Last month this website changed hosts and in doing so a post and some calendar items were lost. We are back online so here is an attempt to recreate the missing post….
Our most recent gift was the banner of the “Tunerville Trolley” that is featured above. Actually it referred to the Conneaut and Erie Trolley (C&E) that operated between the two locations from early in 1904 until February 1922. It arrived in Fairview on June 14, 1903. Eventually the elin went as far east as Buffalo and as far west as Cleveland.
Route 20 was not yet paved and travel by trolley was easy and inexpensive. The trip from the borough to Central Park in Erie took 70 minutes and cost less than 50₵. The cars had heat and light and could seat 60 people.
On weekdays many farmers who lived all along the line would load their produce onto the freight cars to take it into market. Folks traveled in the passenger cars into Erie to shop and on Sundays other folks came west to visit their “cousins in the country.”
Also coming this way, groceries were sometimes loaded on those freight cars for the Dr. and the Mrs. Dr. Weeks’ drug store. Ice cream was the big item and when the Weeks received their shipment they hung out a sign to that effect.

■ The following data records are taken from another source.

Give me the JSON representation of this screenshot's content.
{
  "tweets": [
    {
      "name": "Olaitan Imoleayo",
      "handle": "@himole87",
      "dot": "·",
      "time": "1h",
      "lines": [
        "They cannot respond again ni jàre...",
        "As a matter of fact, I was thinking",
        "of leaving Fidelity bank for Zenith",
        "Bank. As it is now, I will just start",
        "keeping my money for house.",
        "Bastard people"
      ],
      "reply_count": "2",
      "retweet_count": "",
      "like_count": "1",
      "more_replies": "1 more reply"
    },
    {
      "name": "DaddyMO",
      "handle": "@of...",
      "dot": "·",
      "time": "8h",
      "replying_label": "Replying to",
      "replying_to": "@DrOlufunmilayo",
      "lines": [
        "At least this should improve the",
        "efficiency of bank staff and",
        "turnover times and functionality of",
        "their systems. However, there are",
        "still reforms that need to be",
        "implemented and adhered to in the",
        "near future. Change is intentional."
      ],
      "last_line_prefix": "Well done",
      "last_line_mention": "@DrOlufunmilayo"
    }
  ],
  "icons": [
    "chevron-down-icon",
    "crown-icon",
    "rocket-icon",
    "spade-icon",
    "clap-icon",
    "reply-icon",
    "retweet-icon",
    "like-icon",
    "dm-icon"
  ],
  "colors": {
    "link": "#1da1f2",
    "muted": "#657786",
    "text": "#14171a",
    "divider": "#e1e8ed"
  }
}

Trolley stops were marked with a cement slab covered by a three-sided shed. The route of the trolley was along the Ridge Road to Bear Creek Road, on to Water Street, crossing Route 98 with a stop in front of the Presbyterian Church, then on to meet Main Street (Route 20/Ridge Road) and on west to Girard. Another stop in the area was across from the Dobler Mansion. The slab in front of the church remained for many years after the shed came down but was removed in the mid-1990s with the installation of new sidewalks.
The trolley provided employment to a number of Fairview men who were regarded as important as the stagecoach drivers a century before. “They performed the duties of hosts, tour guides, public relations agents, salesmen and perhaps even counselors to troubled riders,” recalled an article in the Cosmopolite in 1985.
In 1910 the Cosmopolite published another article that glamorized the service with a description of the “Walnut Creek Gorge,” the “ever changing botany… and the views of the lake from the rise of the Ridge Road.”
A feature of the line was Elk Creek Park just west of Girard and in its day rivaled Waldameer. It was a popular place for family outings, dancing in the open-air pavilion, ballgames and more. The park continued for several years after the trolley ceased operating, and that is another story altogether!